Copy out each line of the entries where the word "engines" is present.
(Data in this exercise)
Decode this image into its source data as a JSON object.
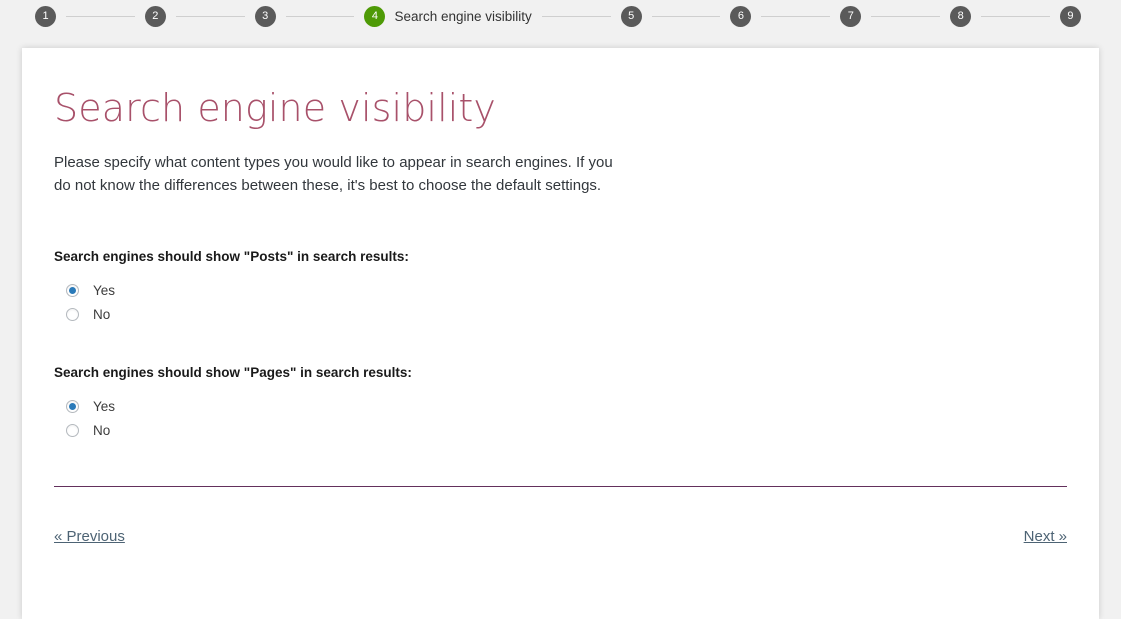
{
  "colors": {
    "background": "#f1f1f1",
    "card": "#ffffff",
    "title": "#a8516a",
    "step_inactive": "#5a5a5a",
    "step_active": "#4e9a06",
    "divider": "#63305c",
    "link": "#4d6374",
    "radio_dot": "#2a7ab9"
  },
  "stepper": {
    "steps": [
      {
        "number": "1",
        "label": "",
        "active": false
      },
      {
        "number": "2",
        "label": "",
        "active": false
      },
      {
        "number": "3",
        "label": "",
        "active": false
      },
      {
        "number": "4",
        "label": "Search engine visibility",
        "active": true
      },
      {
        "number": "5",
        "label": "",
        "active": false
      },
      {
        "number": "6",
        "label": "",
        "active": false
      },
      {
        "number": "7",
        "label": "",
        "active": false
      },
      {
        "number": "8",
        "label": "",
        "active": false
      },
      {
        "number": "9",
        "label": "",
        "active": false
      }
    ]
  },
  "page": {
    "title": "Search engine visibility",
    "intro": "Please specify what content types you would like to appear in search engines. If you do not know the differences between these, it's best to choose the default settings."
  },
  "questions": [
    {
      "label": "Search engines should show \"Posts\" in search results:",
      "options": [
        {
          "label": "Yes",
          "checked": true
        },
        {
          "label": "No",
          "checked": false
        }
      ]
    },
    {
      "label": "Search engines should show \"Pages\" in search results:",
      "options": [
        {
          "label": "Yes",
          "checked": true
        },
        {
          "label": "No",
          "checked": false
        }
      ]
    }
  ],
  "navigation": {
    "previous_label": "« Previous",
    "next_label": "Next »"
  }
}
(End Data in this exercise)
Answer area:
    "intro": "Please specify what content types you would like to appear in search engines. If you do not know the differences between these, it's best to choose the default settings."
      "label": "Search engines should show \"Posts\" in search results:",
      "label": "Search engines should show \"Pages\" in search results:",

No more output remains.